Output the data below exactly.

Data about app and page elements |
------------------------

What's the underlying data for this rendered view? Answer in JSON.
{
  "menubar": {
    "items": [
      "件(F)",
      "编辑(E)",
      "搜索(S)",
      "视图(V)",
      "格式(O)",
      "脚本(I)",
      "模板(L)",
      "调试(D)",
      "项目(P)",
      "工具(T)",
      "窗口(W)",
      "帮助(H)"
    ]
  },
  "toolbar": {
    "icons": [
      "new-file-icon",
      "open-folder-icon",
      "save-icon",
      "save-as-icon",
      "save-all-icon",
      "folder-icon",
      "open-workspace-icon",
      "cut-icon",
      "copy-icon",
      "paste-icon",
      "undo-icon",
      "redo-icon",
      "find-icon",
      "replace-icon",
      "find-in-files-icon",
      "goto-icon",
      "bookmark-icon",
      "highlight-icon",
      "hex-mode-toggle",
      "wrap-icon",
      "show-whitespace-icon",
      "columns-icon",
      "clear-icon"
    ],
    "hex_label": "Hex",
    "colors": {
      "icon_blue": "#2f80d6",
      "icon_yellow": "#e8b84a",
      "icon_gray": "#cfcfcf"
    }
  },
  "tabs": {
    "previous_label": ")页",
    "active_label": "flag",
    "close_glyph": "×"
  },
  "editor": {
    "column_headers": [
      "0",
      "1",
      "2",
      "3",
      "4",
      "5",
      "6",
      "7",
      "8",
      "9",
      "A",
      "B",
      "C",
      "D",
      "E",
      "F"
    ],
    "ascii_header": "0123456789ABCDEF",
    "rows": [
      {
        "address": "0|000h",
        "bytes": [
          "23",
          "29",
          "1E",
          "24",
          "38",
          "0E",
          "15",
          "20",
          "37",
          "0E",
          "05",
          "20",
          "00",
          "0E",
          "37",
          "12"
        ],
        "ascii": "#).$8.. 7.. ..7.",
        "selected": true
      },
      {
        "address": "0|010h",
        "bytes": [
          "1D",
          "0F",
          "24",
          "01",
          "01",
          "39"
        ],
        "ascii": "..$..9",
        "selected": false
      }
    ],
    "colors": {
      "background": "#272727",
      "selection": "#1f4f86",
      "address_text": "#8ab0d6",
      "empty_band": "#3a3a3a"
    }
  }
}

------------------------

Result |
What's the underlying data for this rendered view? Answer in JSON.
{
  "menubar": {
    "items": [
      "件(F)",
      "编辑(E)",
      "搜索(S)",
      "视图(V)",
      "格式(O)",
      "脚本(I)",
      "模板(L)",
      "调试(D)",
      "项目(P)",
      "工具(T)",
      "窗口(W)",
      "帮助(H)"
    ]
  },
  "toolbar": {
    "icons": [
      "new-file-icon",
      "open-folder-icon",
      "save-icon",
      "save-as-icon",
      "save-all-icon",
      "folder-icon",
      "open-workspace-icon",
      "cut-icon",
      "copy-icon",
      "paste-icon",
      "undo-icon",
      "redo-icon",
      "find-icon",
      "replace-icon",
      "find-in-files-icon",
      "goto-icon",
      "bookmark-icon",
      "highlight-icon",
      "hex-mode-toggle",
      "wrap-icon",
      "show-whitespace-icon",
      "columns-icon",
      "clear-icon"
    ],
    "hex_label": "Hex",
    "colors": {
      "icon_blue": "#2f80d6",
      "icon_yellow": "#e8b84a",
      "icon_gray": "#cfcfcf"
    }
  },
  "tabs": {
    "previous_label": ")页",
    "active_label": "flag",
    "close_glyph": "×"
  },
  "editor": {
    "column_headers": [
      "0",
      "1",
      "2",
      "3",
      "4",
      "5",
      "6",
      "7",
      "8",
      "9",
      "A",
      "B",
      "C",
      "D",
      "E",
      "F"
    ],
    "ascii_header": "0123456789ABCDEF",
    "rows": [
      {
        "address": "0|000h",
        "bytes": [
          "23",
          "29",
          "1E",
          "24",
          "38",
          "0E",
          "15",
          "20",
          "37",
          "0E",
          "05",
          "20",
          "00",
          "0E",
          "37",
          "12"
        ],
        "ascii": "#).$8.. 7.. ..7.",
        "selected": true
      },
      {
        "address": "0|010h",
        "bytes": [
          "1D",
          "0F",
          "24",
          "01",
          "01",
          "39"
        ],
        "ascii": "..$..9",
        "selected": false
      }
    ],
    "colors": {
      "background": "#272727",
      "selection": "#1f4f86",
      "address_text": "#8ab0d6",
      "empty_band": "#3a3a3a"
    }
  }
}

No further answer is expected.